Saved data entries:

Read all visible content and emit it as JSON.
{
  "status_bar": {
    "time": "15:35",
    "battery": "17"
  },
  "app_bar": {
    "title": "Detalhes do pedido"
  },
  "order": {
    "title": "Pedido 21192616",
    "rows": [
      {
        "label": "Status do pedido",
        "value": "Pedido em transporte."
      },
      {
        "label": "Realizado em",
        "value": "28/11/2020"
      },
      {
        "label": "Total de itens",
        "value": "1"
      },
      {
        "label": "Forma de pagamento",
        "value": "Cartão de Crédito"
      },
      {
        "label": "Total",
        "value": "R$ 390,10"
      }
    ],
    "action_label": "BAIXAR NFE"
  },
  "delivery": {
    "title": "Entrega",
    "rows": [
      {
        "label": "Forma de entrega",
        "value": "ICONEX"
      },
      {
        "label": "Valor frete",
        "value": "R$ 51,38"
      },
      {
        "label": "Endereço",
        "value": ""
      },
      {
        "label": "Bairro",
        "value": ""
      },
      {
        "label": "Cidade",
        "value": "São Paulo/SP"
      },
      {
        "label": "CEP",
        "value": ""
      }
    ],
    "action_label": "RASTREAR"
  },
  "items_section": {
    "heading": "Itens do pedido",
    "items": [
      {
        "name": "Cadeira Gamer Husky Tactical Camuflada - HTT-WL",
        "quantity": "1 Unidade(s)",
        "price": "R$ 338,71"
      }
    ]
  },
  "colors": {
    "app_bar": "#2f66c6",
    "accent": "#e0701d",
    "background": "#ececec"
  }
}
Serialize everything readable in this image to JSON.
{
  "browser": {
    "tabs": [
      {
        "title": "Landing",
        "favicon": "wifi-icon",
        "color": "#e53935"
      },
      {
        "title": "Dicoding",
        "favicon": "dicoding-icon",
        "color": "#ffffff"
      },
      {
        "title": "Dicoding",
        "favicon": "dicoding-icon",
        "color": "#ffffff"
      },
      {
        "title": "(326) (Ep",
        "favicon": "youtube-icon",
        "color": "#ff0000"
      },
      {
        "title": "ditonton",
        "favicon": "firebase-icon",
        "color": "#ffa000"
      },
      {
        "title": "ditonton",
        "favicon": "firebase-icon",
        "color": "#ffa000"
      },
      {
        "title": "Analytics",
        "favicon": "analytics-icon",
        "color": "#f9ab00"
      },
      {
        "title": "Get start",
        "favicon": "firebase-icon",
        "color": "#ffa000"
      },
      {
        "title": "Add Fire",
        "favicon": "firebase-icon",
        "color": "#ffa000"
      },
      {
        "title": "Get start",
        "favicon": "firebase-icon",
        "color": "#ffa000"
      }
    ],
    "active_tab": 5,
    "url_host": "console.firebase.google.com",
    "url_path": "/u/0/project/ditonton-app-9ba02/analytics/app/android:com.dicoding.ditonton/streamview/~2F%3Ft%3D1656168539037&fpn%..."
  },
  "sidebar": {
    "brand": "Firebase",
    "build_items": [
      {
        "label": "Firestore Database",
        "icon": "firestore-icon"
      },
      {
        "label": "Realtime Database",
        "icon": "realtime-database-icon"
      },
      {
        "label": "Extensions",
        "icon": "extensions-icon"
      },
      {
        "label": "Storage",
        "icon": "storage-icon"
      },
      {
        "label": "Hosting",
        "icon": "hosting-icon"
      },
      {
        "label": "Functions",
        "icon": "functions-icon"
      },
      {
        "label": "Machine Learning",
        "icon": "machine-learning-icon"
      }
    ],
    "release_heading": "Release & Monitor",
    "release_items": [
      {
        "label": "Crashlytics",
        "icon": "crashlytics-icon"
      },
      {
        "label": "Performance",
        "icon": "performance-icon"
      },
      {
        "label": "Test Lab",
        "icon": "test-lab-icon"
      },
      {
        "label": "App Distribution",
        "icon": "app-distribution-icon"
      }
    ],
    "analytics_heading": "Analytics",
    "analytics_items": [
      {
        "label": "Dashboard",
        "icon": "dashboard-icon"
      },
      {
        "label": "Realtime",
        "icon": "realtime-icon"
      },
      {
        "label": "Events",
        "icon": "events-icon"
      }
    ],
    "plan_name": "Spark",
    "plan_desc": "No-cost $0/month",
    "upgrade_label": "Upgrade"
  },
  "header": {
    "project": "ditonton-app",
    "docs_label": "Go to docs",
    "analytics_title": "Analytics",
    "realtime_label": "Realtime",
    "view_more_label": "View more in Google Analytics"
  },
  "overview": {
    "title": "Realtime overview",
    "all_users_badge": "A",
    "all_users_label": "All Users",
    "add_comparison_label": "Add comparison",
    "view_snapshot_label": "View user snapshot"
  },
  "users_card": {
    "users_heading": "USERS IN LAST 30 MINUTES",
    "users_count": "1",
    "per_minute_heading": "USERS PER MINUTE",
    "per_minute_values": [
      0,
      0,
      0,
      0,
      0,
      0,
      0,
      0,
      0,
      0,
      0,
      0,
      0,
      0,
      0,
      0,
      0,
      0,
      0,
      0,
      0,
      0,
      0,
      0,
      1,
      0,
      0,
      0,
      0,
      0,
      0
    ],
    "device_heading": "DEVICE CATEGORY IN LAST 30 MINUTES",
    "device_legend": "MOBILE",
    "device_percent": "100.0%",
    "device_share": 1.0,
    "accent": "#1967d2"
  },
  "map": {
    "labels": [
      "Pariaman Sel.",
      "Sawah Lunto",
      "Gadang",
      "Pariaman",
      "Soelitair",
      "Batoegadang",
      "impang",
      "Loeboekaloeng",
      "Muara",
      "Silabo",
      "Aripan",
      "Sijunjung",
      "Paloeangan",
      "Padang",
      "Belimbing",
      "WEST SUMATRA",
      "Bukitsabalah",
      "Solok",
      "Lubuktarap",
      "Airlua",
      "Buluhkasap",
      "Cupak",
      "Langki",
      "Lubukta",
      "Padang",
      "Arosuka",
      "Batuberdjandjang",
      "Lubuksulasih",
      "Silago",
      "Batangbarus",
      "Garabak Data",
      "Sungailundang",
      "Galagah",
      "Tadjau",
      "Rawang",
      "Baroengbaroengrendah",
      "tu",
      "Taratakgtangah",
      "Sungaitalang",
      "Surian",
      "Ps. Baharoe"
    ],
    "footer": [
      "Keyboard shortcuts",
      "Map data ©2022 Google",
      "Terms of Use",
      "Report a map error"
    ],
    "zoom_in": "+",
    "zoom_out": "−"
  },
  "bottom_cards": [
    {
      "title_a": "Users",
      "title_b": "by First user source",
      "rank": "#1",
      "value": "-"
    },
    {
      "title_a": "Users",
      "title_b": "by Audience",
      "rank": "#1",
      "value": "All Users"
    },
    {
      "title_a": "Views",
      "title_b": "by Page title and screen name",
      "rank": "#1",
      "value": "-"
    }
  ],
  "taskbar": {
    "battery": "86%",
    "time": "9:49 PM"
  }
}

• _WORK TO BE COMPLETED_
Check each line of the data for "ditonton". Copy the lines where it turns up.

• _RESPONSE FOR THIS EXERCISE_
        "title": "ditonton",
        "title": "ditonton",
    "url_path": "/u/0/project/ditonton-app-9ba02/analytics/app/android:com.dicoding.ditonton/streamview/~2F%3Ft%3D1656168539037&fpn%..."
    "project": "ditonton-app",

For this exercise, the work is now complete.